“Only connect.” -E. M. Forster
I grew up as part of the “Me Generation” and although I didn’t understand its implications at the time, in hindsight I sometimes wonder how our collective singular focus on our own needs and desires impacted the lifestyle and relationship choices which we currently find ourselves a part of. Was it the “Me Generation” that fostered the ease and frequency of divorce? How did we contribute to the death of family structures that had so long held us? The answers to these questions is living in what has been coined the “Alone Together” generation that we have raised. Our vast technological leaps has turned the dystopian into the utopian- our devices keep us ever connected but always at the distance of our choice. By fulfilling its promise to never let us feel alone, it has created a whole new pervasive form of loneliness that many are coming to know as normal.

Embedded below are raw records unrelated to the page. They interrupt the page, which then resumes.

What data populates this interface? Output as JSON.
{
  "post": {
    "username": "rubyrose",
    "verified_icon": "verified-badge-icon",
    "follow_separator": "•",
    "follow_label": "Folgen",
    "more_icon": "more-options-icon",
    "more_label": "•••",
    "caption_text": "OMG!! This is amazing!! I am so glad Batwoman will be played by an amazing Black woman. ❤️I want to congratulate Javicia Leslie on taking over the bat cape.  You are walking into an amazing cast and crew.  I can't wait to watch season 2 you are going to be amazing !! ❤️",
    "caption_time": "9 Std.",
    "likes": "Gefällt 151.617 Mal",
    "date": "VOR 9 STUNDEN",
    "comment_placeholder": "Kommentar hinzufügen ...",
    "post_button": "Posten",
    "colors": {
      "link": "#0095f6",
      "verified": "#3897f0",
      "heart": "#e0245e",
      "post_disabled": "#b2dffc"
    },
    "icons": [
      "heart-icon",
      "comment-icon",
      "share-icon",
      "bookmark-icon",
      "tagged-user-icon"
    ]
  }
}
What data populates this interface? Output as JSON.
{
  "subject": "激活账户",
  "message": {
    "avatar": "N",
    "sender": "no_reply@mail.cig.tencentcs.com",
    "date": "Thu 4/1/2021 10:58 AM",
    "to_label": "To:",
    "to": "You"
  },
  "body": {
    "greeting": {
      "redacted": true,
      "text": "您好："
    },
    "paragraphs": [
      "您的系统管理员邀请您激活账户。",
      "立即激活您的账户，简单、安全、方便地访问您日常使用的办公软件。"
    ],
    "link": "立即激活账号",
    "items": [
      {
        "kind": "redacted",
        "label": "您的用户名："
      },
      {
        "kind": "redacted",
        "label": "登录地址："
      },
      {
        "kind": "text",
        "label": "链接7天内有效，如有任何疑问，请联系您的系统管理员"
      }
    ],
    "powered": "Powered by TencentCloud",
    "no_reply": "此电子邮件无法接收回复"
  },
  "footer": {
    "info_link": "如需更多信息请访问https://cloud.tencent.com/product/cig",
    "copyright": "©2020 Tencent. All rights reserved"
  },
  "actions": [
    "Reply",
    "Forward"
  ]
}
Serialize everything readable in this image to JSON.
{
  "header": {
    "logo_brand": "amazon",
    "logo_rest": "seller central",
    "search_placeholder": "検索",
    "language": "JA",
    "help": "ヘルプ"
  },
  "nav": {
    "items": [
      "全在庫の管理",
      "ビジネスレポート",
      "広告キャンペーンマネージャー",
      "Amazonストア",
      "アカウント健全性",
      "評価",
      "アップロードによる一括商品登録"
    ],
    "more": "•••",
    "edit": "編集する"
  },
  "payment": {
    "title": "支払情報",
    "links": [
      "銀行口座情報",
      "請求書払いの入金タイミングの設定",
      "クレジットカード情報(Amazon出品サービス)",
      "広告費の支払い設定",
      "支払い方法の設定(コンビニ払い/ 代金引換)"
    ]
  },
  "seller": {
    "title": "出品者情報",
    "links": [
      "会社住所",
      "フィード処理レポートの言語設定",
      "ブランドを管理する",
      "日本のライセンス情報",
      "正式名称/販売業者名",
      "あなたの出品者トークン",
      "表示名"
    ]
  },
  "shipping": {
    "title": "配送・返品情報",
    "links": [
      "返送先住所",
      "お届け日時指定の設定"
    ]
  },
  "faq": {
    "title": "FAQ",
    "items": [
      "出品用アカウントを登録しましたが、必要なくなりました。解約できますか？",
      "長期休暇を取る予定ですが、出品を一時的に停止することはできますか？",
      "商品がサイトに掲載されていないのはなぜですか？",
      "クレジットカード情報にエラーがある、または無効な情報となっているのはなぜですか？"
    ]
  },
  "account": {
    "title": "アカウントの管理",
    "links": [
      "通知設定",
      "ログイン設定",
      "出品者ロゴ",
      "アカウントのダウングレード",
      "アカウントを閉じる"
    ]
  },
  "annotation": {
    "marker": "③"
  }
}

Shared meals, long held up as a crucial bonding link to anchor our days together have degenerated to a field of constant interruptions. Even out at nice restaurants it is not uncommon to see a couple looking at their devices instead of at each other. It is rare indeed to find a group of people entirely immersed with the people around them. The lure of who else might be waiting for us somewhere else, trying to connect with us, has become the new silent addiction, which keeps us ever caught between the people we are with and this other world that pulls at us. We who still have memories of long summer nights spent fully immersed in street games and catching fireflies seem almost a relic of something past, and fast disappearing. The capacity to be bored, or annoyed or enchanted with our company and not leave is a foundational skill in maintaining relationships. Holding still with the uncomfortable pause or moving beyond the careless remark in the context of social exchanges taught us how to co-exist. Even, and maybe more importantly, when the distant connections of the world could only come in through the phone on the kitchen wall, we learned how to be alone with ourselves.
Not so for this new generation of alone togethers, who don’t even perceive the constant pinging of their devices as distractions. They are accustomed to having 4 or 6 or even 10 conversations via text simultaneously. Often when I walk into my teenage daughter’s room when her friends are over, I usually find them huddled on and around her bed, each with their eyes on their phone screens, fingers speeding across the keyboard. They talk and laugh with each other between the dings, each in their own universe, together. And it isn’t just teens that have come to this kind of co-existence, but parenting has also taken a huge hit from the persistent device distractions that pull us away from the full attention that young children need to feel seen and known. Likewise, I remember the seemingly endless days of child’s play and the feeling like there must be more for me. I know if I had had a device back then that much of the time that I spent on the floor with my kids would have slipped away into me chasing after connection that wasn’t there. Truly I am thankful now that my children were born before the devices took over our feeling of connectivity.
So maybe it is no wonder that this new generation that likely grew up with the divided attention of their parents, are now completely enmeshed in sending their experiences out into the world to be seen and witnessed. For the Alone Together generation, and maybe even for us who live near them, our emerging sense of being is now tied to sending out these incessant posts, tweets, photos and texts. In fundamental ways, sending has become inextricably linked with being. Our need to post our life in order to be witnessed even by ourselves is a double-edged sword because, as our need to be seen is linked to others “liking” us, we inadvertently give away our autonomy. Our sense of self becomes diminished by our pervasive need to share everything that makes us who we are.
What has made us human in our personal relationships is changing with the ways that we interact and connect. What will follow this Alone Together generation? I have been working on my own app for a couple of years now, trying to build a technology will point them to the heart of the matter – which is how to master their attention. Can technology ever be powerful enough to bring our focus back to the present with the people we love in real time, in this beautiful, 3D world of the here and now?